A few tracks in I say, “Yes,” needing to hear the bass that make Zapp and Roger's “More Bounce to the Ounce” that amazing. I take cell-phone videos of these sets for memory’s sake: a dark bar with nobody in it, me sitting in the seat—able to see anyone who enters or leaves the bar, a tip I learned while reading Malcolm X—the horizontal pan ending on the image of a neon Budweiser sign reflected in a Trumer Pilsner branded mirror, a turned-off Pac-Man floor console, and the digital jukebox, lined in studded neon pink lights. I nurse each drink according to the length of the setlist, closing with something I can remember as my cue to leave.

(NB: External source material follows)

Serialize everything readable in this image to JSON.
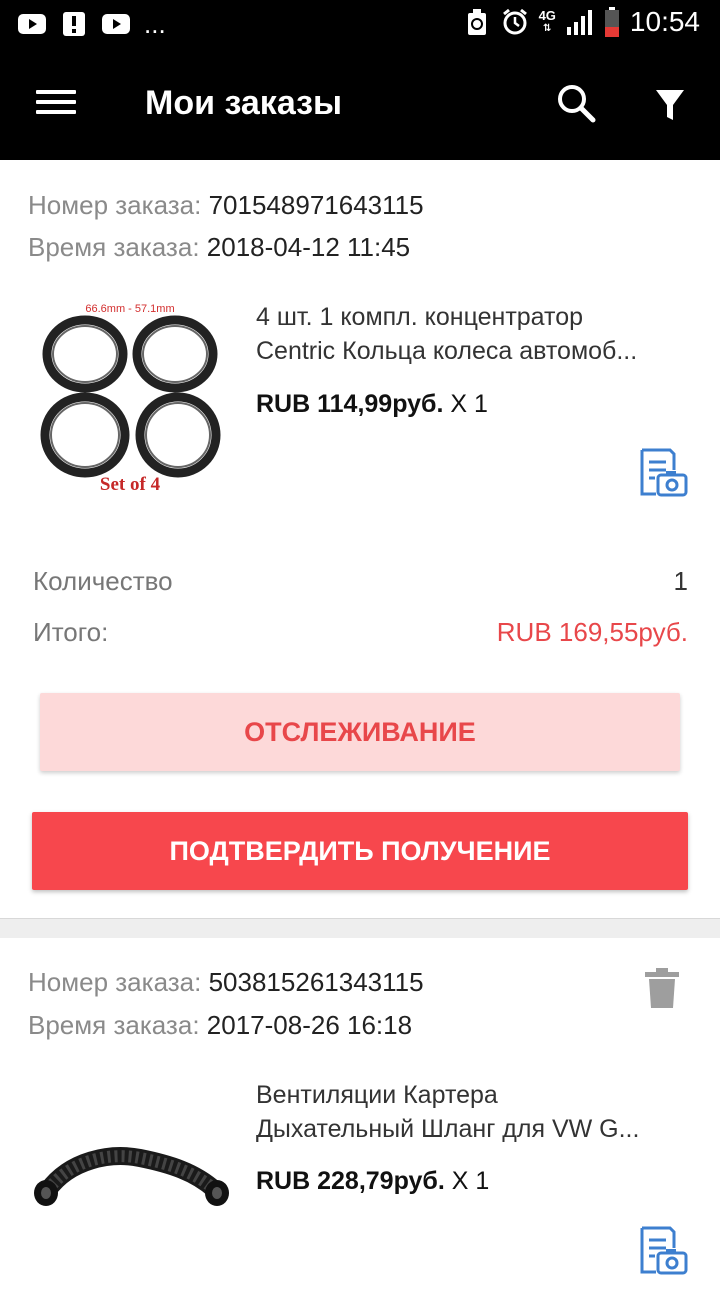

When James Brown comes on, the show’s over, ending the set with “The Big Payback,” giving me enough time to enjoy the song through the walls of the restroom and to say Peace to Suzy.
I can only do this on Mondays. Tuesday’s bartender front-loads the jukebox with long, predictable indie rock songs that passes the time but fails to tell the night’s story, fails to reflect a mood—his, the city’s—and instead uses sonic filler to leave us, the bar’s clientele that somehow increases on his nights rather than Suzy’s, subject to the banality of eight-minute art pieces by formulaic jam-rock bands making demo tapes for XL. His Jameson and gingers are filled with ginger ale, not ginger beer, and more ice than any other ingredient. He voluntarily plays Weezer songs in 2016—publicly. Everything on his playlist has a perfectly distorted guitar and white male singer: no horns, no sequence pants, no choreography for the nonexistent backup singers. Meanwhile, I sulk with a grin on these Tuesdays and other off-nights, devoid of the sonic control Suzy provides me on Mondays, and of the fleeting satisfaction of having crossed a whole city trying to control something—anything—amidst an untamable metropolis.
On my third (or fourth?) round of Jameson, Suzy walks over to my table. She extends her hand with an avocado in its palm, says, “Take one home.” I thank her, placing it on my hat resting on the table with my drink, and I think of the way my grandfather would pronounce aguacate . Sonny Ozuna’s “Smile Now, Cry Later” plays as loudly as those first sung notes were originally intended. Nobody here knows how good Sonny Ozuna sounds outside on a sunny day at Echo Park or somewhere in a park in Santa Ana in 1991 celebrating my uncle’s sixtieth birthday, when I first saw my cousins brown-bagging beers and realized not everyone’s home had more books than places to chill beer. And then, staring at the avocado, I think of my white Californian girlfriend, and how she’ll be thrilled.
This real life of cityscapes and sidewalks can engage, ignore, or destroy you at a moment’s notice. Monthly checks keep roofs over our heads, this tithe we all pay to sleep close to our ghosts—these memories of friends and place and co-conspirators—who once lived here with me, at the end of one of this city’s many small nooks and cross streets. On Mondays these ghosts appear, ready now to buy me coping mechanisms in forty-ounce doses after quitting my hourly work registering rich kids for private swim classes off the 1-California.
It’s for these ghosts of fellow metropolitans long since gone that I choose Jimi Hendrix’s “Purple Haze” as the last song of this set , his same kiss to the sky made tonight by me and my ghosts, those spirits expelled now into the night from my lungs, into the sky we all once inhaled.